State the number of lines in the following data that include the word "JSON", with no other text.

■ Records for the task:
^^^^^^^^^^^^^^^^
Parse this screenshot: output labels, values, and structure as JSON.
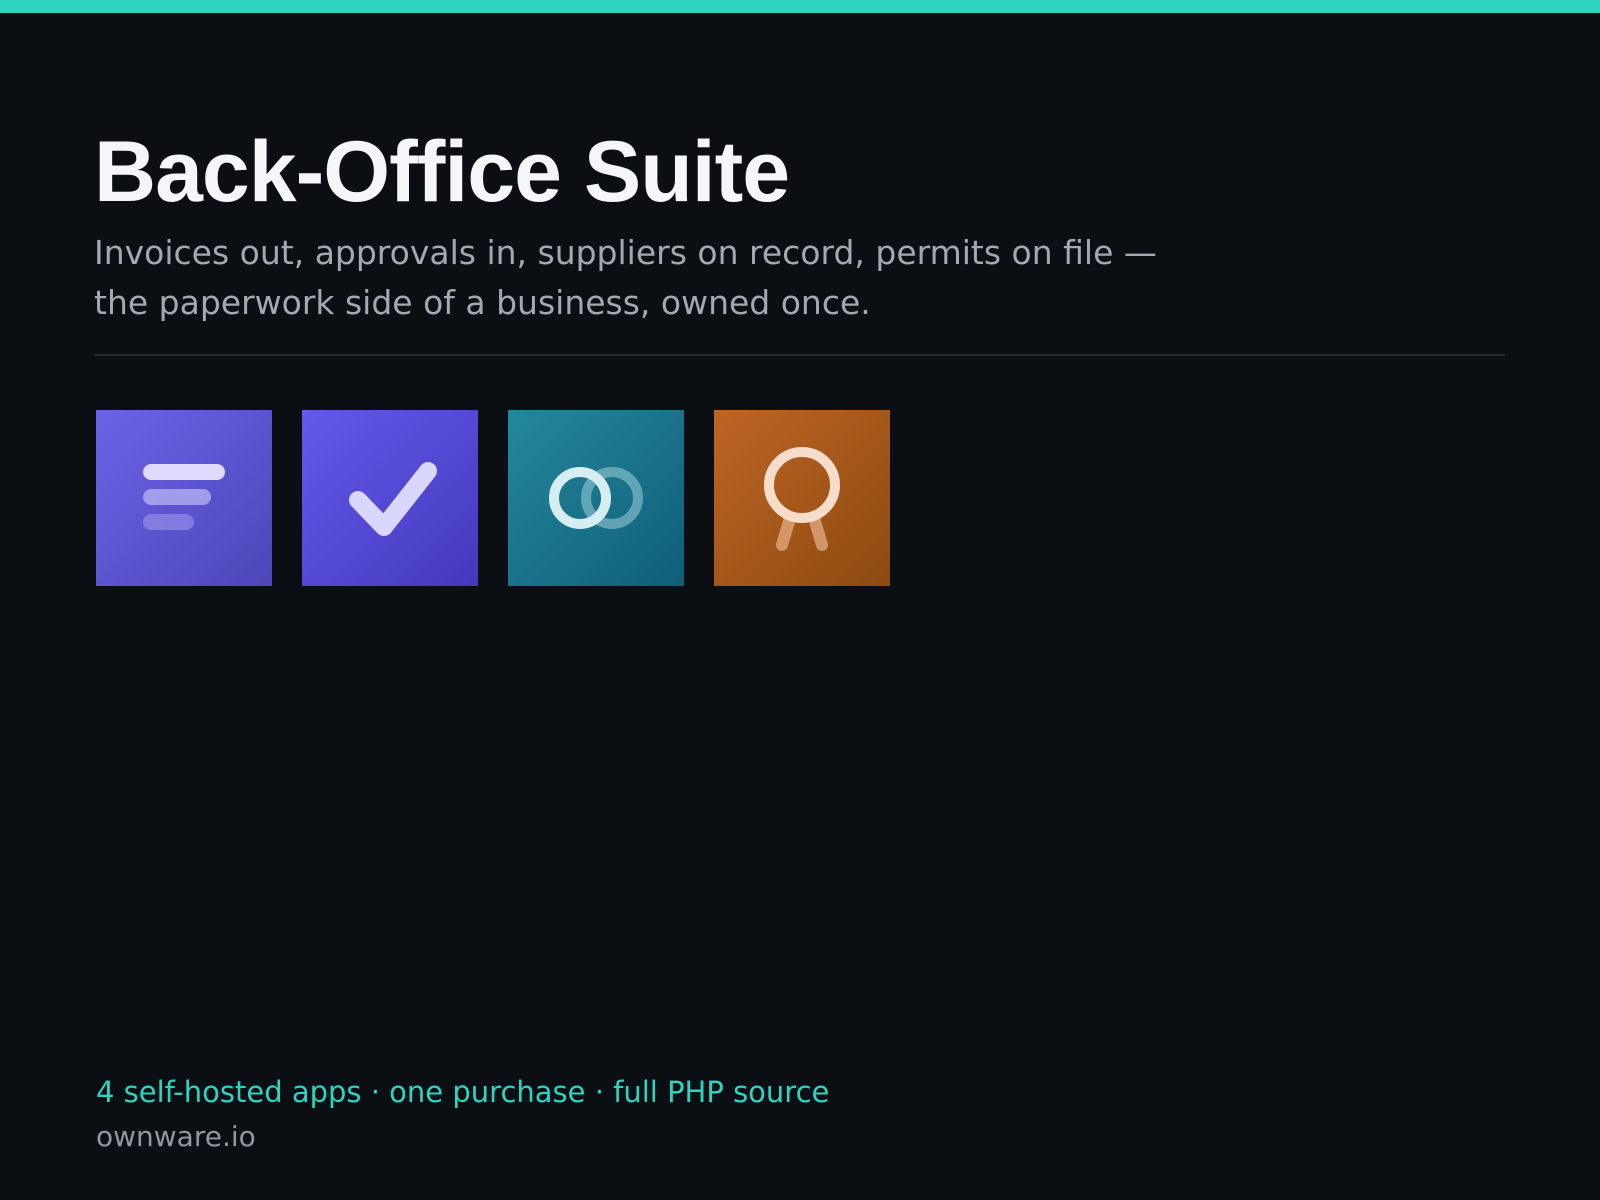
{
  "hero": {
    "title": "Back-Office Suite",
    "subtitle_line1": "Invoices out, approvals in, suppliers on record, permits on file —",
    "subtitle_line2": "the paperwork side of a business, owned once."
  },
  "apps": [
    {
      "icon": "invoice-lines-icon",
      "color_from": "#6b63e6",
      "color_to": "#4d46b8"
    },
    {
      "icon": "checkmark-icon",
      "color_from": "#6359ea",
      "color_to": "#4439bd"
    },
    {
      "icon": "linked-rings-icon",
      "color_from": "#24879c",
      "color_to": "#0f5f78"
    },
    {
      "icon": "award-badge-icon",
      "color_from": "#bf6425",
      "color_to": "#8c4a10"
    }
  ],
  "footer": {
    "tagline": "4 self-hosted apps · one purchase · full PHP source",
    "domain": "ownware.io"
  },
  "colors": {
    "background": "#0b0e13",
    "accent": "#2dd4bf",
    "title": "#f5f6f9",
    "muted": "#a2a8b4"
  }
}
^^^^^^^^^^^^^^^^
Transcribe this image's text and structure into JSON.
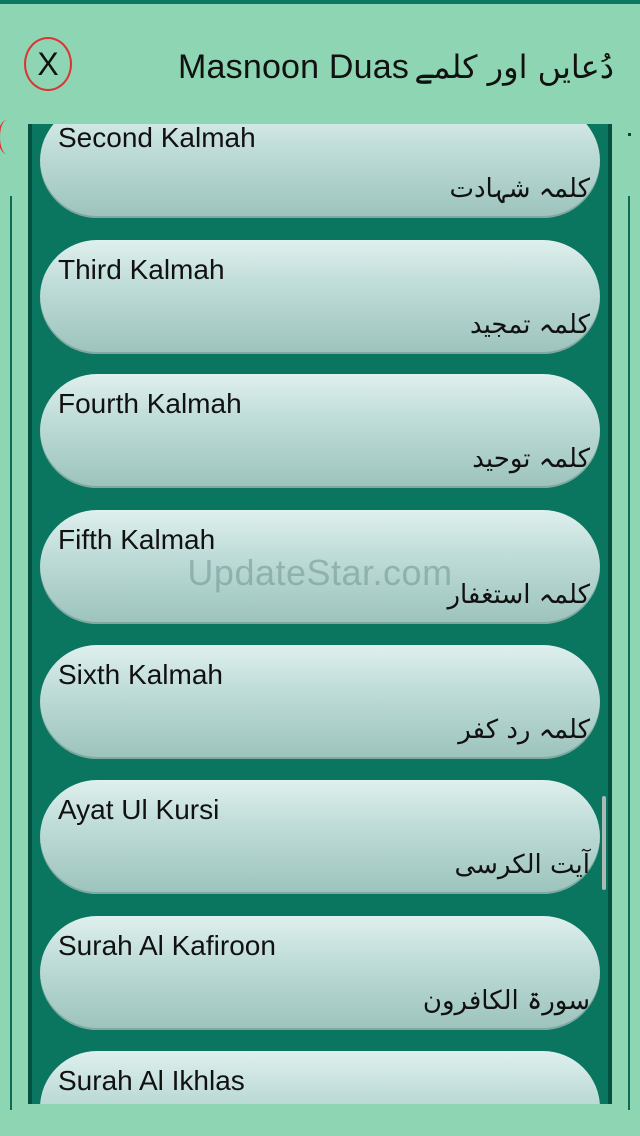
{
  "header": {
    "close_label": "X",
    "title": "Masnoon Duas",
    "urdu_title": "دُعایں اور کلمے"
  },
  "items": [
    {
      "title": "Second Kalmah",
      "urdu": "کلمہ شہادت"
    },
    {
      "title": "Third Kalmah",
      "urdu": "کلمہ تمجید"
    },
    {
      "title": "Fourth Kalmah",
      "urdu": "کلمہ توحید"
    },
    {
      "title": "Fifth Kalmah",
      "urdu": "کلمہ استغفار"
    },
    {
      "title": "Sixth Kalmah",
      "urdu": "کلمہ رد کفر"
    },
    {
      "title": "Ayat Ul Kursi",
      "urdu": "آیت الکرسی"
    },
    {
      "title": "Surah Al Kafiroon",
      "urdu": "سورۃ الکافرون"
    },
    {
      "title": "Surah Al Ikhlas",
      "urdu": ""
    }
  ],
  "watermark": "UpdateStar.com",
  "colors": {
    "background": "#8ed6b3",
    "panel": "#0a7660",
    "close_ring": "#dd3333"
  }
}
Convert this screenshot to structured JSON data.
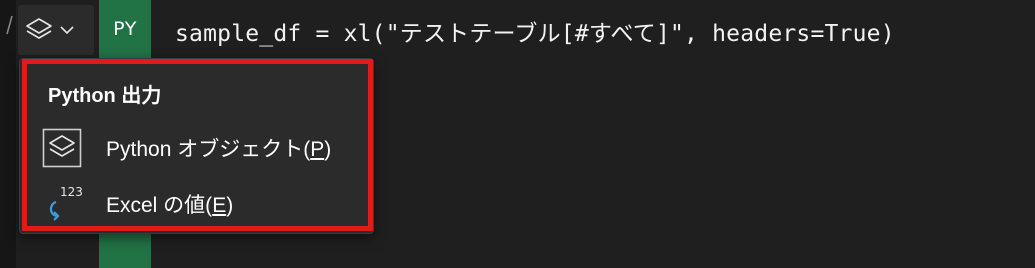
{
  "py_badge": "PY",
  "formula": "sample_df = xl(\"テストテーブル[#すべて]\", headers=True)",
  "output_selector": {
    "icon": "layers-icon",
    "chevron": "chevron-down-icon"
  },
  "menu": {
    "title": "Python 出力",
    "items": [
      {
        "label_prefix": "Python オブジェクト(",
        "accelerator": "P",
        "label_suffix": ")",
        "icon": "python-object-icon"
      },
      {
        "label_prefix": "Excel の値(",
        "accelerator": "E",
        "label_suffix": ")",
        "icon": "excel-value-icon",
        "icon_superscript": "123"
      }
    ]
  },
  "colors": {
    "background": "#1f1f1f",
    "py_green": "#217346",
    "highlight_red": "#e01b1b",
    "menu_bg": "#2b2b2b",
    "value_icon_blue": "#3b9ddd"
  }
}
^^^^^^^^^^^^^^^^
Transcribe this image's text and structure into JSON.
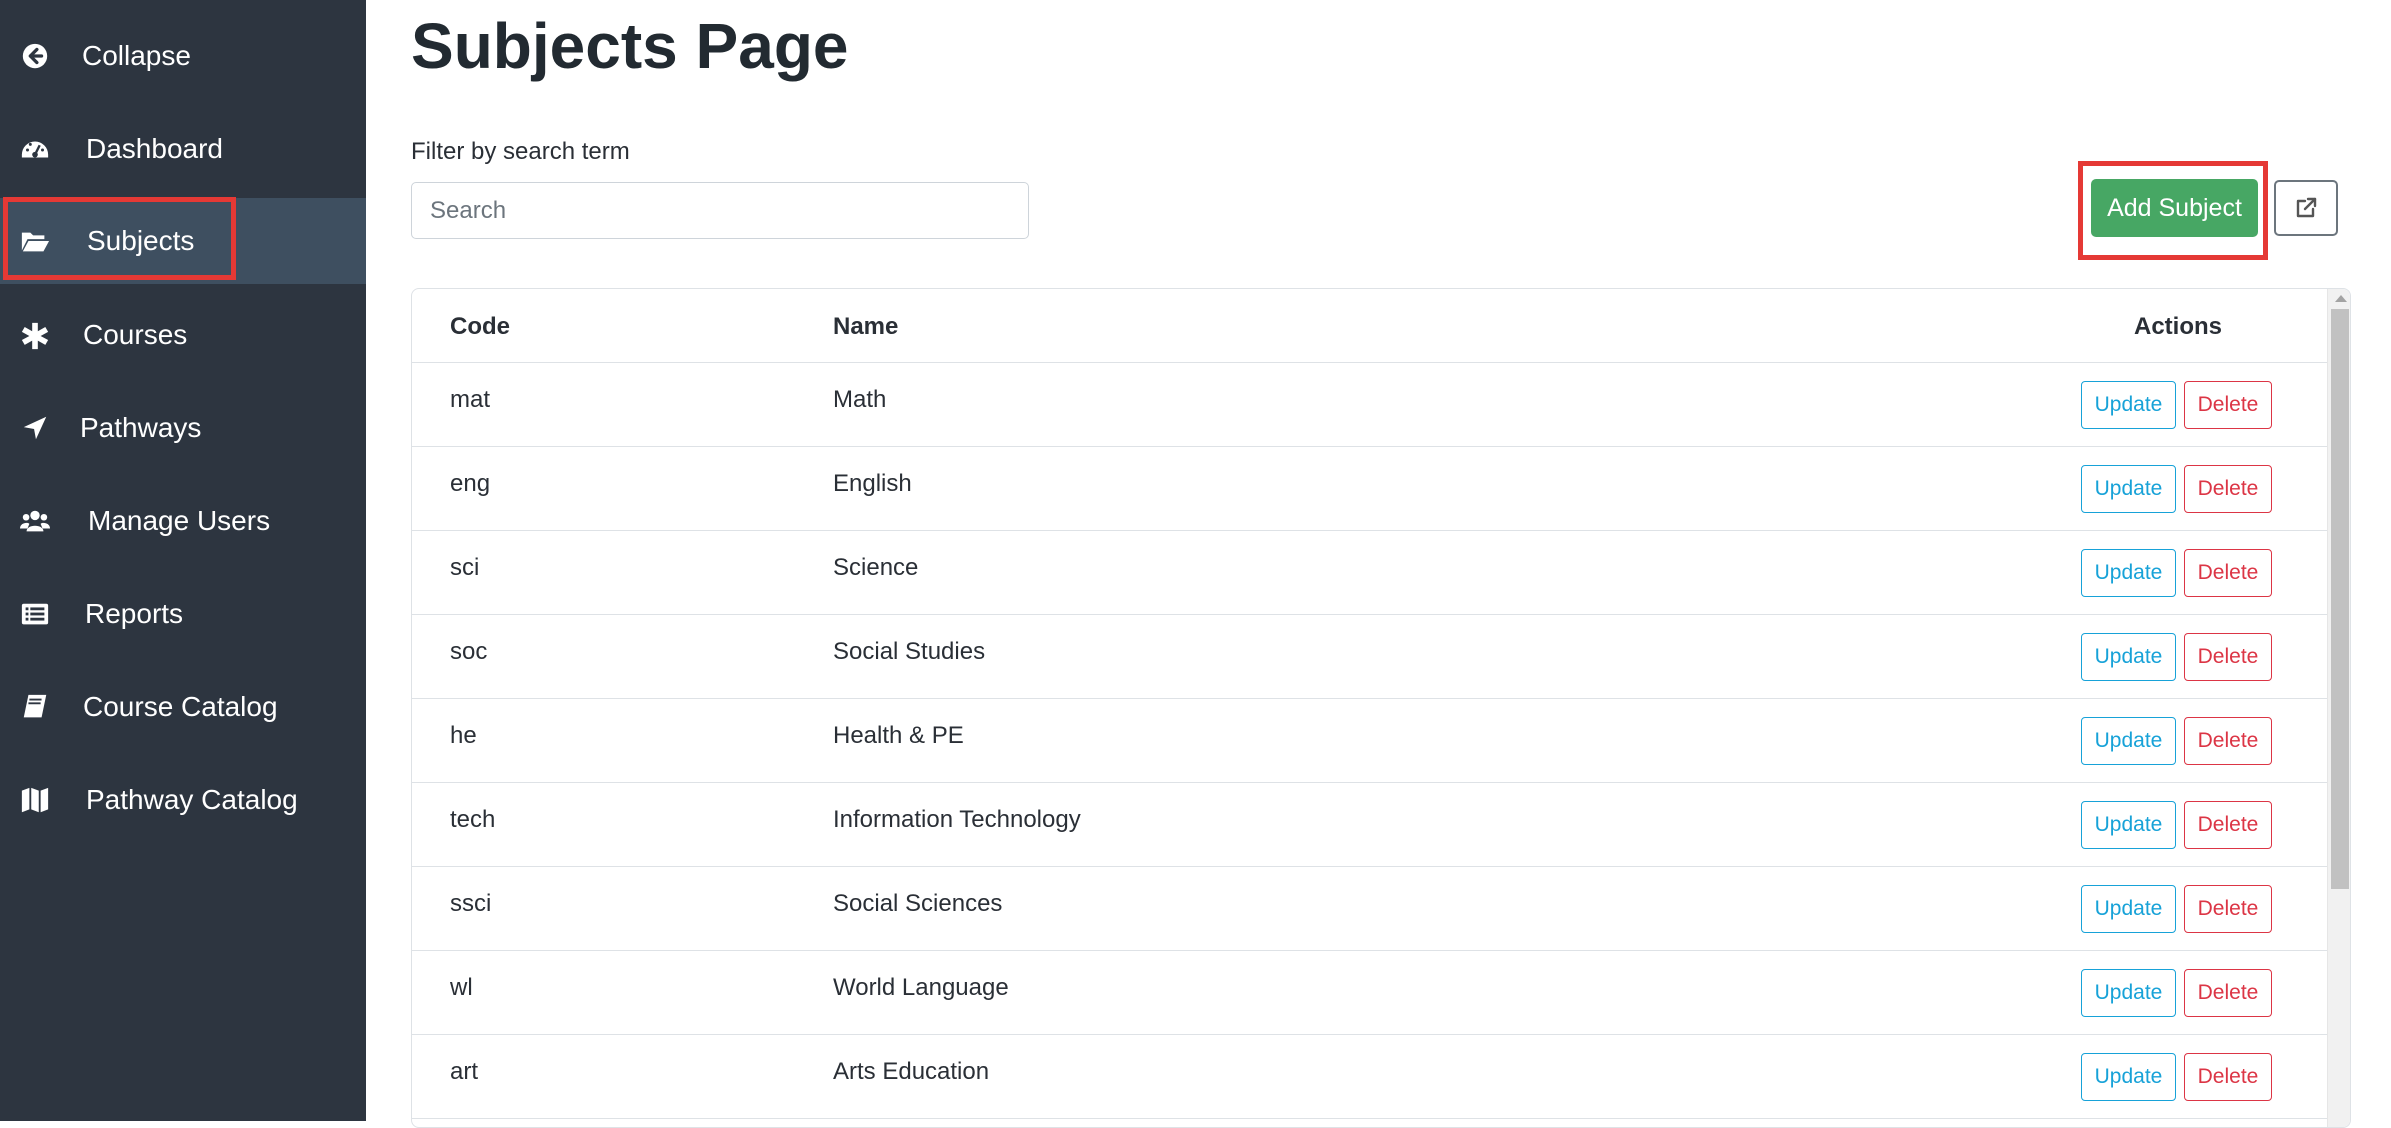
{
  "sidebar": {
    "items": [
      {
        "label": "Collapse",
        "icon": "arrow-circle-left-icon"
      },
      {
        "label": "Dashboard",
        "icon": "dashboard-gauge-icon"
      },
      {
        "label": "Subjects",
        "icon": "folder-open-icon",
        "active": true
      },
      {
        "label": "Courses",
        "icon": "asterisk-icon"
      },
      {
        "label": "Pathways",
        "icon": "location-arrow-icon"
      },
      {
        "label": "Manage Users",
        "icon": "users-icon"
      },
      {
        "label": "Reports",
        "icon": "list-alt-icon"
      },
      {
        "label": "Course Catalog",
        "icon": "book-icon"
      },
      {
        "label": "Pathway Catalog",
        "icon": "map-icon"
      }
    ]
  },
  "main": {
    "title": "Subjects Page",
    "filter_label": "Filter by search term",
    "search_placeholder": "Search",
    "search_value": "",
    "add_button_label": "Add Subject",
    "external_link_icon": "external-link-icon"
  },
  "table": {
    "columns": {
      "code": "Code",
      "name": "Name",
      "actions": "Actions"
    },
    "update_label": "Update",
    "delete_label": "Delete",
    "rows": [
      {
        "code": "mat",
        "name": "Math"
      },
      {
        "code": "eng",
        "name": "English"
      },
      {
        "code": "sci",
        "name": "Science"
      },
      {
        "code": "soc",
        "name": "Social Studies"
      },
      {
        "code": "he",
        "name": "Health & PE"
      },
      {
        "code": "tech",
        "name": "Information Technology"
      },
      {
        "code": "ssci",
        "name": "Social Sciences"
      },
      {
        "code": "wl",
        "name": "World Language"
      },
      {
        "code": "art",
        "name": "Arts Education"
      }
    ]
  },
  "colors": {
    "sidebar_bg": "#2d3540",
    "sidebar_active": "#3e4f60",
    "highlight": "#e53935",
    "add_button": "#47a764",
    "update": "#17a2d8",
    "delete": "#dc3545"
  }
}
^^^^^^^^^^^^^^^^
■ Solution: 4